━━━ INFORMATION
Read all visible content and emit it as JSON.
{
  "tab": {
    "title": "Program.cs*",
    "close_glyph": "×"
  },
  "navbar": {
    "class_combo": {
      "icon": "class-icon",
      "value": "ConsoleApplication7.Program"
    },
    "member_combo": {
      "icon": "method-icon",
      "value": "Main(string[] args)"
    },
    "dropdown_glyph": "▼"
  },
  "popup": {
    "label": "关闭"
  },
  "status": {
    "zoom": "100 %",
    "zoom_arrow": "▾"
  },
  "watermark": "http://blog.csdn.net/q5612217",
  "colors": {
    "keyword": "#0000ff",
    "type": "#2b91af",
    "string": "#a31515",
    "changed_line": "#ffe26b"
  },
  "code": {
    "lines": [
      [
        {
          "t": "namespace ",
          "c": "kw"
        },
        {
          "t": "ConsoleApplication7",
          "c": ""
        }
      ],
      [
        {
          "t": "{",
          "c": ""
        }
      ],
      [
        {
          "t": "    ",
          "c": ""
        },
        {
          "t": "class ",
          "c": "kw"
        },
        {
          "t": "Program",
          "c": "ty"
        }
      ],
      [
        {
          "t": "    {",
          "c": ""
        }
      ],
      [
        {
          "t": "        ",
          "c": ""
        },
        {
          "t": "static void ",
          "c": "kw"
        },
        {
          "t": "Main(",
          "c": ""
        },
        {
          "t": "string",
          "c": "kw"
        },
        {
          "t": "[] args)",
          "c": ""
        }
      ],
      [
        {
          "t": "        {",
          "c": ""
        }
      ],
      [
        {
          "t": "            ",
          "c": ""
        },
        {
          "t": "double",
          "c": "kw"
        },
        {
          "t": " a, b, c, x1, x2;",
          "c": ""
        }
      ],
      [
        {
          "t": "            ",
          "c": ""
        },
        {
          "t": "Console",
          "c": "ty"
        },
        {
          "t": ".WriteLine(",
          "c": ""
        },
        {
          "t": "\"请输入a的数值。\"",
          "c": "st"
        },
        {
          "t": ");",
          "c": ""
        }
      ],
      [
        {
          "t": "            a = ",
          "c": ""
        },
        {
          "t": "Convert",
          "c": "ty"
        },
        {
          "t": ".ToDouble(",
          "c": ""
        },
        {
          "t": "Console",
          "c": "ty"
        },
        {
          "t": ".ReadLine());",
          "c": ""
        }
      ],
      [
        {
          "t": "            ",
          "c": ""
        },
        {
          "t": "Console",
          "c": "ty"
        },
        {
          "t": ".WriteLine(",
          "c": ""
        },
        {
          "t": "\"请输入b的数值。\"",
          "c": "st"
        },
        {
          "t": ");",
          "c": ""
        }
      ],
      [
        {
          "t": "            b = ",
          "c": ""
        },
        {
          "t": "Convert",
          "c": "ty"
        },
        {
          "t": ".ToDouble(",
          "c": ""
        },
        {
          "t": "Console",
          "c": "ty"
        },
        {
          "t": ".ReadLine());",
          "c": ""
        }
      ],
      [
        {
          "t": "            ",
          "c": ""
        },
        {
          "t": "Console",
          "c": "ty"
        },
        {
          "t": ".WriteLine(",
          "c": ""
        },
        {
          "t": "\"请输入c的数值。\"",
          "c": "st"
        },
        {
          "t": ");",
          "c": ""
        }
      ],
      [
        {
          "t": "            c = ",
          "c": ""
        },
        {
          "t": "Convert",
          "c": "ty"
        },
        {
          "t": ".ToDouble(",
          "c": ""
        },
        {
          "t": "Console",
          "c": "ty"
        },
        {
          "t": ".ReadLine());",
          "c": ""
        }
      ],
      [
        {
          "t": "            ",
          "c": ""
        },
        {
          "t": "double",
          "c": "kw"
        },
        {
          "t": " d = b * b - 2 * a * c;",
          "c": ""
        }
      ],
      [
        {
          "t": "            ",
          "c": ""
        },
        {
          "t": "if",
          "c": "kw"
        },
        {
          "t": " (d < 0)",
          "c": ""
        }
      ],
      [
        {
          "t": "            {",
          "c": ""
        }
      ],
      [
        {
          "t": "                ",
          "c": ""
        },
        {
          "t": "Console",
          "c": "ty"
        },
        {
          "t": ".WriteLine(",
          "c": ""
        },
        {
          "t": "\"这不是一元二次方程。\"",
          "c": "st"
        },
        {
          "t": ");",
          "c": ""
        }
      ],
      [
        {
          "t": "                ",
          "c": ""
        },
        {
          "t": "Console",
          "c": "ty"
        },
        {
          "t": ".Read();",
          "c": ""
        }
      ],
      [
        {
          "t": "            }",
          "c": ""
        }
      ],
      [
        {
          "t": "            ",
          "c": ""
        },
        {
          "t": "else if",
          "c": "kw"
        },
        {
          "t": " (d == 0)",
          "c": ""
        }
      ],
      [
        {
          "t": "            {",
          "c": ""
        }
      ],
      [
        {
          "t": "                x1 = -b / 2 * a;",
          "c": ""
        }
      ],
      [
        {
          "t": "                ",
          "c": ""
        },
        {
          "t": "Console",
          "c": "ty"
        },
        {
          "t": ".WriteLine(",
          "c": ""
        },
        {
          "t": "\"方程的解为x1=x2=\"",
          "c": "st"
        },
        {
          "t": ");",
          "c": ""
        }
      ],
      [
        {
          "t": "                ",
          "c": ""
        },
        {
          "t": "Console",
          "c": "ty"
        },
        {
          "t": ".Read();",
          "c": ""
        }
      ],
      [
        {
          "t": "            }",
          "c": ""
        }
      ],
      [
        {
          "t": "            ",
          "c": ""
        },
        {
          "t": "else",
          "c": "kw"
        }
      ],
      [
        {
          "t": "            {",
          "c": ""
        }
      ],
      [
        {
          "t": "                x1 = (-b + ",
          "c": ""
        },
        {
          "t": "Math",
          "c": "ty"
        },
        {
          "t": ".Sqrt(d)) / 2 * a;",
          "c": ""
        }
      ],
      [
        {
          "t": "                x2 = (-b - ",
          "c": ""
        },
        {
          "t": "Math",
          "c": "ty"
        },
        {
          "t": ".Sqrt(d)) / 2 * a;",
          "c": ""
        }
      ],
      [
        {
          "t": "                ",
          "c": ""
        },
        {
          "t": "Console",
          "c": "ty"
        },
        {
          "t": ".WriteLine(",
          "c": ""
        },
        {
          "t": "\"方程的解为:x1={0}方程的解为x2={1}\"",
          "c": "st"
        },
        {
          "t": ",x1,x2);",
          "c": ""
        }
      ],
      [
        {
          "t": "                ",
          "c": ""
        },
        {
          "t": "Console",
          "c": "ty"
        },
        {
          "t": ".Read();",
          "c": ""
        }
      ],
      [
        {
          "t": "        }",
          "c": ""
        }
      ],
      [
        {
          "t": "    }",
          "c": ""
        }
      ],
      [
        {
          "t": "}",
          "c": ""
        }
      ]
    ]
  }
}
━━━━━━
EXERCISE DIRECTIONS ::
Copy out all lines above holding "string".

RESPONSE BOX ::
      "value": "Main(string[] args)"
    "string": "#a31515",
          "t": "string",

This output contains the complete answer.